[What the task asks]:
In the entries that follow, find every line containing "subtitle" and copy it.

Dataset rows describing interfaces:
>>

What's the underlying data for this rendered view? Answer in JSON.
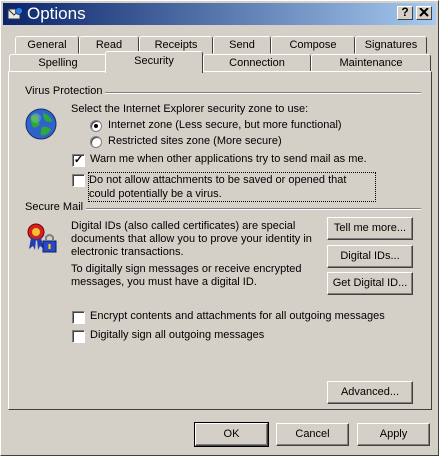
{
  "window": {
    "title": "Options"
  },
  "tabs_back": [
    {
      "label": "General"
    },
    {
      "label": "Read"
    },
    {
      "label": "Receipts"
    },
    {
      "label": "Send"
    },
    {
      "label": "Compose"
    },
    {
      "label": "Signatures"
    }
  ],
  "tabs_front": [
    {
      "label": "Spelling"
    },
    {
      "label": "Security"
    },
    {
      "label": "Connection"
    },
    {
      "label": "Maintenance"
    }
  ],
  "active_tab": "Security",
  "virus": {
    "section_title": "Virus Protection",
    "zone_prompt": "Select the Internet Explorer security zone to use:",
    "radio_internet": "Internet zone (Less secure, but more functional)",
    "radio_restricted": "Restricted sites zone (More secure)",
    "selected_zone": "Internet zone",
    "warn_label": "Warn me when other applications try to send mail as me.",
    "warn_checked": true,
    "attach_label": "Do not allow attachments to be saved or opened that could potentially be a virus.",
    "attach_checked": false
  },
  "secure": {
    "section_title": "Secure Mail",
    "desc1": "Digital IDs (also called certificates) are special documents that allow you to prove your identity in electronic transactions.",
    "desc2": "To digitally sign messages or receive encrypted messages, you must have a digital ID.",
    "tell_more": "Tell me more...",
    "digital_ids": "Digital IDs...",
    "get_digital_id": "Get Digital ID...",
    "encrypt_label": "Encrypt contents and attachments for all outgoing messages",
    "encrypt_checked": false,
    "sign_label": "Digitally sign all outgoing messages",
    "sign_checked": false,
    "advanced": "Advanced..."
  },
  "footer": {
    "ok": "OK",
    "cancel": "Cancel",
    "apply": "Apply"
  }
}
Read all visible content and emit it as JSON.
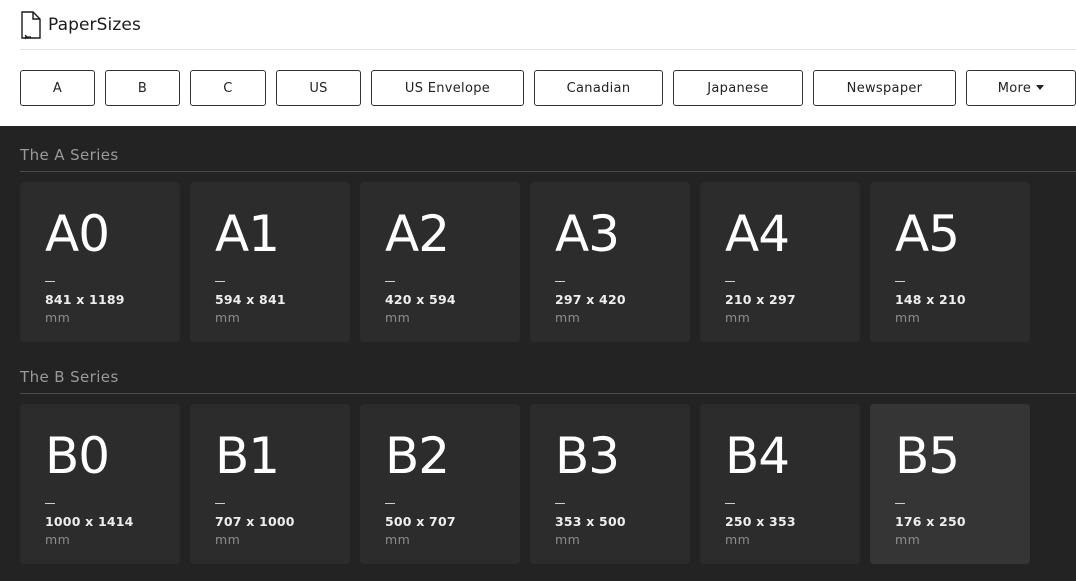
{
  "header": {
    "logo_text": "PaperSizes",
    "logo_icon": "document-icon"
  },
  "nav": [
    {
      "id": "a",
      "label": "A"
    },
    {
      "id": "b",
      "label": "B"
    },
    {
      "id": "c",
      "label": "C"
    },
    {
      "id": "us",
      "label": "US"
    },
    {
      "id": "us-envelope",
      "label": "US Envelope"
    },
    {
      "id": "canadian",
      "label": "Canadian"
    },
    {
      "id": "japanese",
      "label": "Japanese"
    },
    {
      "id": "newspaper",
      "label": "Newspaper"
    },
    {
      "id": "more",
      "label": "More",
      "has_dropdown": true
    }
  ],
  "sections": [
    {
      "title": "The A Series",
      "cards": [
        {
          "name": "A0",
          "dims": "841 x 1189",
          "unit": "mm"
        },
        {
          "name": "A1",
          "dims": "594 x 841",
          "unit": "mm"
        },
        {
          "name": "A2",
          "dims": "420 x 594",
          "unit": "mm"
        },
        {
          "name": "A3",
          "dims": "297 x 420",
          "unit": "mm"
        },
        {
          "name": "A4",
          "dims": "210 x 297",
          "unit": "mm"
        },
        {
          "name": "A5",
          "dims": "148 x 210",
          "unit": "mm"
        }
      ]
    },
    {
      "title": "The B Series",
      "cards": [
        {
          "name": "B0",
          "dims": "1000 x 1414",
          "unit": "mm"
        },
        {
          "name": "B1",
          "dims": "707 x 1000",
          "unit": "mm"
        },
        {
          "name": "B2",
          "dims": "500 x 707",
          "unit": "mm"
        },
        {
          "name": "B3",
          "dims": "353 x 500",
          "unit": "mm"
        },
        {
          "name": "B4",
          "dims": "250 x 353",
          "unit": "mm"
        },
        {
          "name": "B5",
          "dims": "176 x 250",
          "unit": "mm",
          "hovered": true
        }
      ]
    }
  ],
  "colors": {
    "page_background": "#232323",
    "card_background": "#2c2c2c",
    "card_hover_background": "#353535",
    "header_background": "#ffffff"
  }
}
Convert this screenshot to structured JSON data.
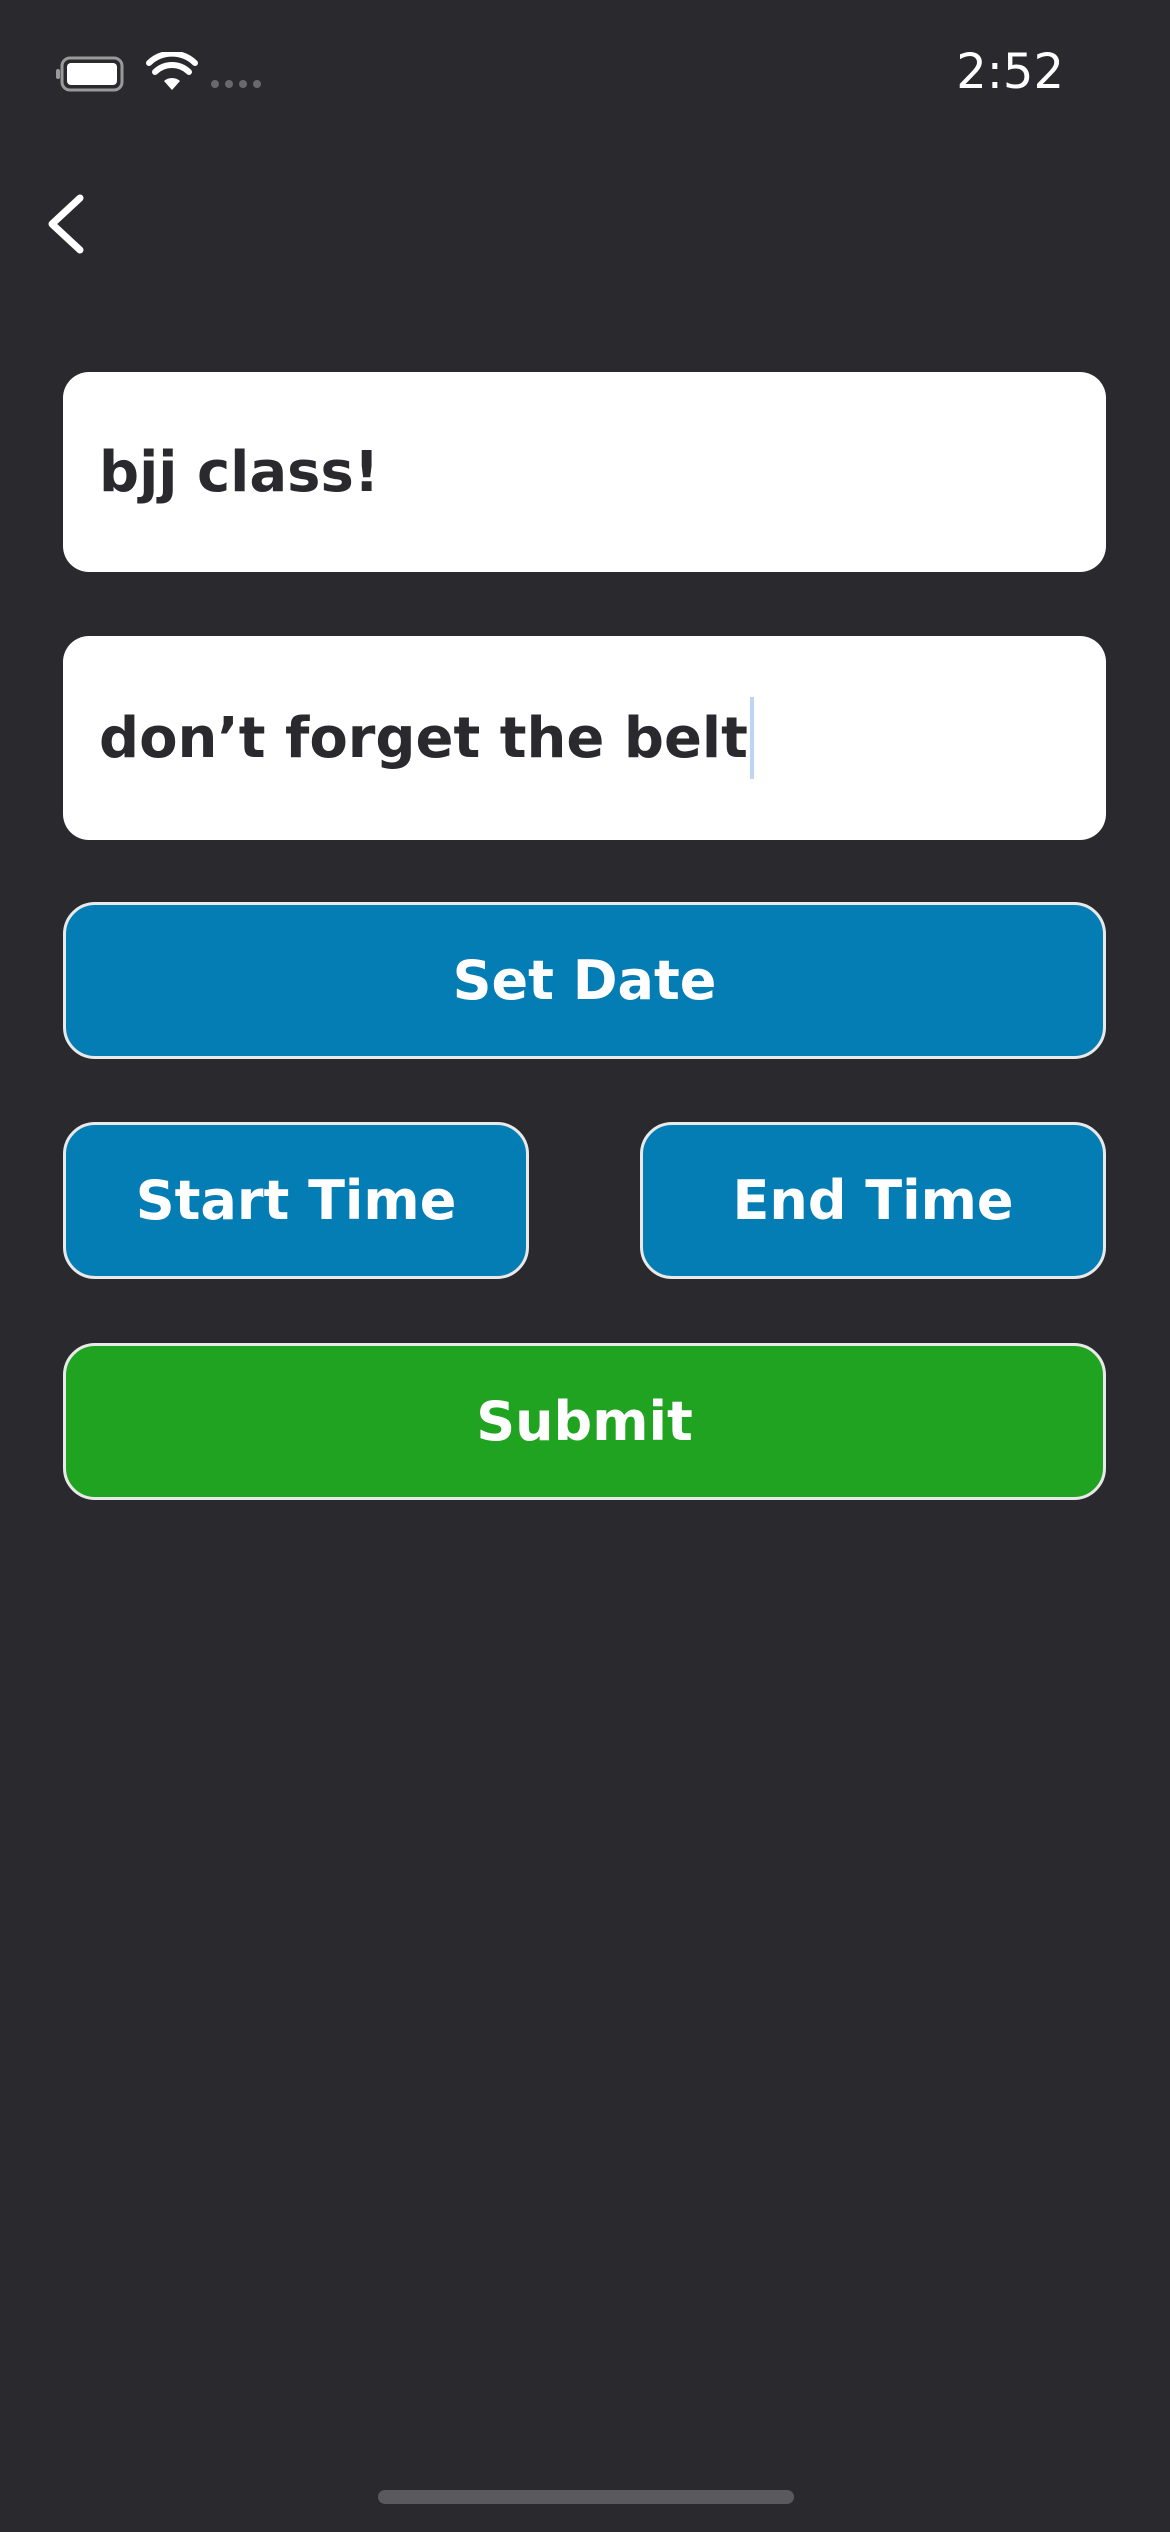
{
  "status_bar": {
    "time": "2:52",
    "battery_icon": "battery-icon",
    "wifi_icon": "wifi-icon",
    "signal_icon": "cellular-signal-icon"
  },
  "nav": {
    "back_icon": "chevron-left-icon"
  },
  "form": {
    "title_value": "bjj class!",
    "notes_value": "don’t forget the belt"
  },
  "buttons": {
    "set_date": "Set Date",
    "start_time": "Start Time",
    "end_time": "End Time",
    "submit": "Submit"
  },
  "colors": {
    "background": "#2a2a2e",
    "field_background": "#ffffff",
    "field_text": "#2a2a2e",
    "primary_button": "#037db4",
    "submit_button": "#21a322",
    "button_border": "#e9e9e9"
  }
}
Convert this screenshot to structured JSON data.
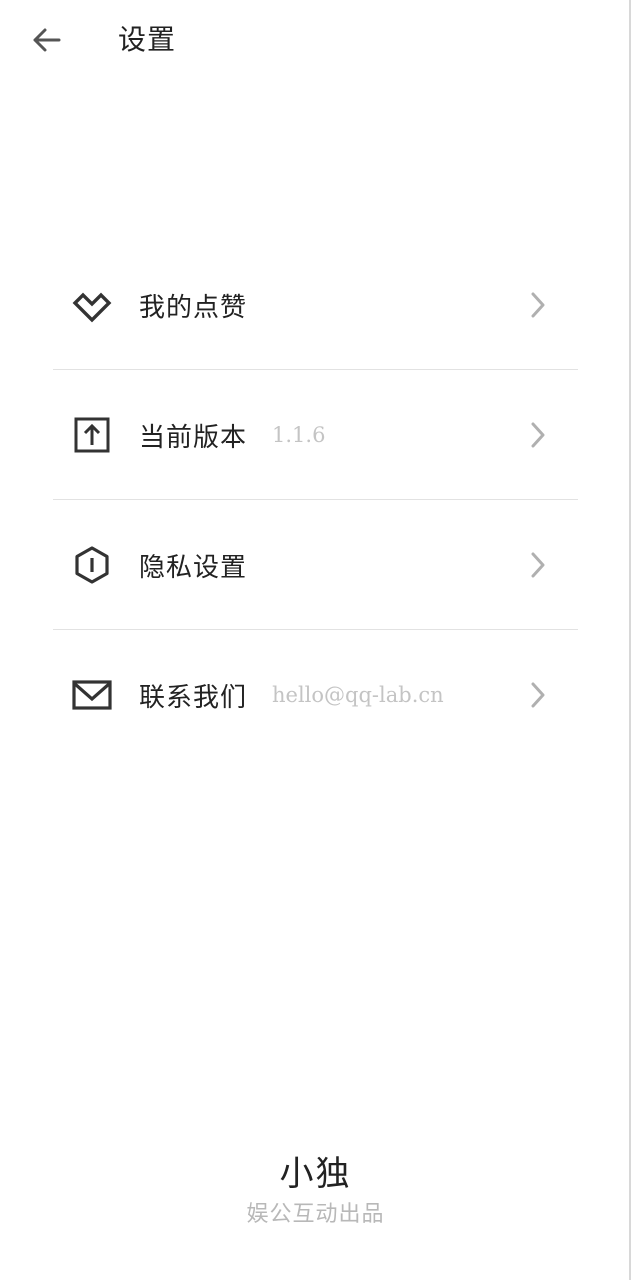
{
  "header": {
    "title": "设置",
    "back_icon": "arrow-left-icon"
  },
  "menu": {
    "items": [
      {
        "label": "我的点赞",
        "value": "",
        "icon": "heart-diamond-icon"
      },
      {
        "label": "当前版本",
        "value": "1.1.6",
        "icon": "upload-box-icon"
      },
      {
        "label": "隐私设置",
        "value": "",
        "icon": "shield-hexagon-icon"
      },
      {
        "label": "联系我们",
        "value": "hello@qq-lab.cn",
        "icon": "mail-icon"
      }
    ],
    "chevron_icon": "chevron-right-icon"
  },
  "footer": {
    "brand": "小独",
    "producer": "娱公互动出品"
  },
  "colors": {
    "text_primary": "#222222",
    "text_muted": "#c4c4c4",
    "icon": "#333333",
    "chevron": "#b0b0b0",
    "divider": "#e2e2e2",
    "background": "#ffffff"
  }
}
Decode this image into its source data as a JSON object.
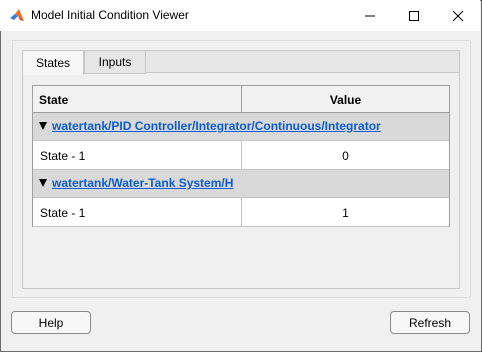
{
  "window": {
    "title": "Model Initial Condition Viewer",
    "icon": "matlab-logo-icon"
  },
  "tabs": [
    {
      "label": "States",
      "selected": true
    },
    {
      "label": "Inputs",
      "selected": false
    }
  ],
  "table": {
    "columns": [
      "State",
      "Value"
    ],
    "groups": [
      {
        "path": "watertank/PID Controller/Integrator/Continuous/Integrator",
        "expanded": true,
        "rows": [
          {
            "state": "State - 1",
            "value": "0"
          }
        ]
      },
      {
        "path": "watertank/Water-Tank System/H",
        "expanded": true,
        "rows": [
          {
            "state": "State - 1",
            "value": "1"
          }
        ]
      }
    ]
  },
  "buttons": {
    "help": "Help",
    "refresh": "Refresh"
  },
  "colors": {
    "link": "#0b5cd5",
    "group_background": "#d9d9d9"
  }
}
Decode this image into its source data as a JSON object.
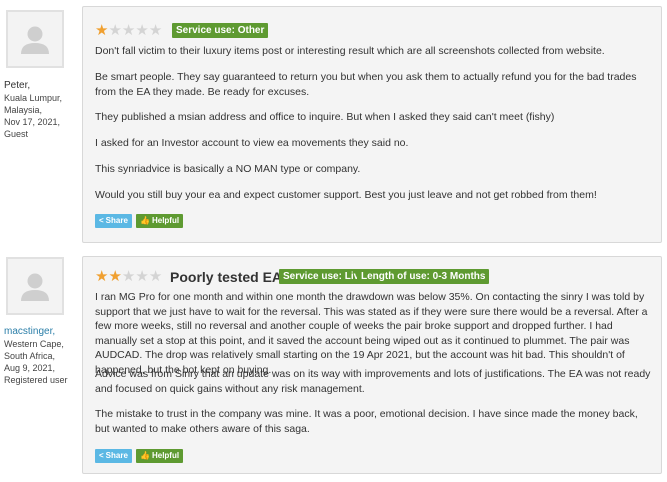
{
  "reviews": [
    {
      "author": {
        "name": "Peter,",
        "location_line1": "Kuala Lumpur,",
        "location_line2": "Malaysia,",
        "date": "Nov 17, 2021,",
        "role": "Guest"
      },
      "rating": 1,
      "max_rating": 5,
      "title": "",
      "tags": [
        "Service use: Other"
      ],
      "paragraphs": [
        "Don't fall victim to their luxury items post or interesting result which are all screenshots collected from website.",
        "Be smart people. They say guaranteed to return you but when you ask them to actually refund you for the bad trades from the EA they made. Be ready for excuses.",
        "They published a msian address and office to inquire. But when I asked they said can't meet (fishy)",
        "I asked for an Investor account to view ea movements they said no.",
        "This synriadvice is basically a NO MAN type or company.",
        "Would you still buy your ea and expect customer support. Best you just leave and not get robbed from them!"
      ],
      "share_label": "Share",
      "helpful_label": "Helpful"
    },
    {
      "author": {
        "name": "macstinger,",
        "location_line1": "Western Cape,",
        "location_line2": "South Africa,",
        "date": "Aug 9, 2021,",
        "role": "Registered user"
      },
      "rating": 2,
      "max_rating": 5,
      "title": "Poorly tested EA's",
      "tags": [
        "Service use: Live",
        "Length of use: 0-3 Months"
      ],
      "paragraphs": [
        "I ran MG Pro for one month and within one month the drawdown was below 35%. On contacting the sinry I was told by support that we just have to wait for the reversal. This was stated as if they were sure there would be a reversal. After a few more weeks, still no reversal and another couple of weeks the pair broke support and dropped further. I had manually set a stop at this point, and it saved the account being wiped out as it continued to plummet. The pair was AUDCAD. The drop was relatively small starting on the 19 Apr 2021, but the account was hit bad. This shouldn't of happened, but the bot kept on buying.",
        "Advice was from Sinry that an update was on its way with improvements and lots of justifications. The EA was not ready and focused on quick gains without any risk management.",
        "The mistake to trust in the company was mine. It was a poor, emotional decision. I have since made the money back, but wanted to make others aware of this saga."
      ],
      "share_label": "Share",
      "helpful_label": "Helpful"
    }
  ],
  "colors": {
    "star_on": "#f0a030",
    "star_off": "#d4d4d4",
    "badge_green": "#5e9a31",
    "share_blue": "#5bb8e4",
    "username_link": "#2a7ea8"
  },
  "icons": {
    "avatar": "user-silhouette-icon",
    "share": "share-icon",
    "helpful": "thumbs-up-icon"
  }
}
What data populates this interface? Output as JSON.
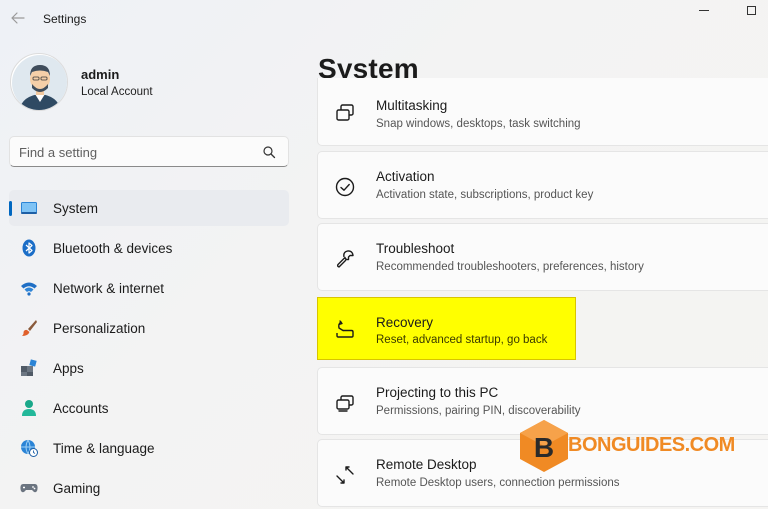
{
  "window": {
    "app_title": "Settings"
  },
  "profile": {
    "name": "admin",
    "account_type": "Local Account"
  },
  "search": {
    "placeholder": "Find a setting"
  },
  "sidebar": {
    "items": [
      {
        "label": "System",
        "icon": "system-display-icon",
        "selected": true
      },
      {
        "label": "Bluetooth & devices",
        "icon": "bluetooth-icon"
      },
      {
        "label": "Network & internet",
        "icon": "wifi-icon"
      },
      {
        "label": "Personalization",
        "icon": "paintbrush-icon"
      },
      {
        "label": "Apps",
        "icon": "apps-icon"
      },
      {
        "label": "Accounts",
        "icon": "person-icon"
      },
      {
        "label": "Time & language",
        "icon": "globe-clock-icon"
      },
      {
        "label": "Gaming",
        "icon": "gamepad-icon"
      }
    ]
  },
  "main": {
    "title": "System",
    "cards": [
      {
        "title": "Multitasking",
        "subtitle": "Snap windows, desktops, task switching",
        "icon": "multitasking-icon"
      },
      {
        "title": "Activation",
        "subtitle": "Activation state, subscriptions, product key",
        "icon": "check-circle-icon"
      },
      {
        "title": "Troubleshoot",
        "subtitle": "Recommended troubleshooters, preferences, history",
        "icon": "wrench-icon"
      },
      {
        "title": "Recovery",
        "subtitle": "Reset, advanced startup, go back",
        "icon": "recovery-icon",
        "highlighted": true
      },
      {
        "title": "Projecting to this PC",
        "subtitle": "Permissions, pairing PIN, discoverability",
        "icon": "projecting-icon"
      },
      {
        "title": "Remote Desktop",
        "subtitle": "Remote Desktop users, connection permissions",
        "icon": "remote-desktop-icon"
      }
    ]
  },
  "watermark": {
    "text": "BONGUIDES.COM",
    "letter": "B"
  },
  "colors": {
    "accent": "#0067c0",
    "highlight": "#ffff00",
    "watermark": "#f08a24"
  }
}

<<

[Expected answer]:
        "subtitle": "Snap windows, desktops, task switching",
        "subtitle": "Activation state, subscriptions, product key",
        "subtitle": "Recommended troubleshooters, preferences, history",
        "subtitle": "Reset, advanced startup, go back",
        "subtitle": "Permissions, pairing PIN, discoverability",
        "subtitle": "Remote Desktop users, connection permissions",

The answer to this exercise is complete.